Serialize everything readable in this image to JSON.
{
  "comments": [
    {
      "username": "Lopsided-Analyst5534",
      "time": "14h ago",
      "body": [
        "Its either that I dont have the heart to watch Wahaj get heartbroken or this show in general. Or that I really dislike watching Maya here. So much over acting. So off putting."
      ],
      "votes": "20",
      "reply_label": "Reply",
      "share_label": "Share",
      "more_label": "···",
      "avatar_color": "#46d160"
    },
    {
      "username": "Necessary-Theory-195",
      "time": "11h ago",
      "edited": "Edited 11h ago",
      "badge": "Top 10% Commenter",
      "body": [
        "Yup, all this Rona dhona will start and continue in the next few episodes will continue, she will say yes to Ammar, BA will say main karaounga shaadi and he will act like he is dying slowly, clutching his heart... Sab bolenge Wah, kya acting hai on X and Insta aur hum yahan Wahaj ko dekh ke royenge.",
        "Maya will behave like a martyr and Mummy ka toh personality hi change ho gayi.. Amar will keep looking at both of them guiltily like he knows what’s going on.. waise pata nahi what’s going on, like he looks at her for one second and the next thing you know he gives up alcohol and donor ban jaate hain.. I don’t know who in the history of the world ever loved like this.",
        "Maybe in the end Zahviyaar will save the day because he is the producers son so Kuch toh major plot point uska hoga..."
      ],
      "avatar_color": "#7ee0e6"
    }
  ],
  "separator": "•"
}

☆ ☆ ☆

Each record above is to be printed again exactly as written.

Serialize everything readable in this image to JSON.
{
  "comments": [
    {
      "username": "Lopsided-Analyst5534",
      "time": "14h ago",
      "body": [
        "Its either that I dont have the heart to watch Wahaj get heartbroken or this show in general. Or that I really dislike watching Maya here. So much over acting. So off putting."
      ],
      "votes": "20",
      "reply_label": "Reply",
      "share_label": "Share",
      "more_label": "···",
      "avatar_color": "#46d160"
    },
    {
      "username": "Necessary-Theory-195",
      "time": "11h ago",
      "edited": "Edited 11h ago",
      "badge": "Top 10% Commenter",
      "body": [
        "Yup, all this Rona dhona will start and continue in the next few episodes will continue, she will say yes to Ammar, BA will say main karaounga shaadi and he will act like he is dying slowly, clutching his heart... Sab bolenge Wah, kya acting hai on X and Insta aur hum yahan Wahaj ko dekh ke royenge.",
        "Maya will behave like a martyr and Mummy ka toh personality hi change ho gayi.. Amar will keep looking at both of them guiltily like he knows what’s going on.. waise pata nahi what’s going on, like he looks at her for one second and the next thing you know he gives up alcohol and donor ban jaate hain.. I don’t know who in the history of the world ever loved like this.",
        "Maybe in the end Zahviyaar will save the day because he is the producers son so Kuch toh major plot point uska hoga..."
      ],
      "avatar_color": "#7ee0e6"
    }
  ],
  "separator": "•"
}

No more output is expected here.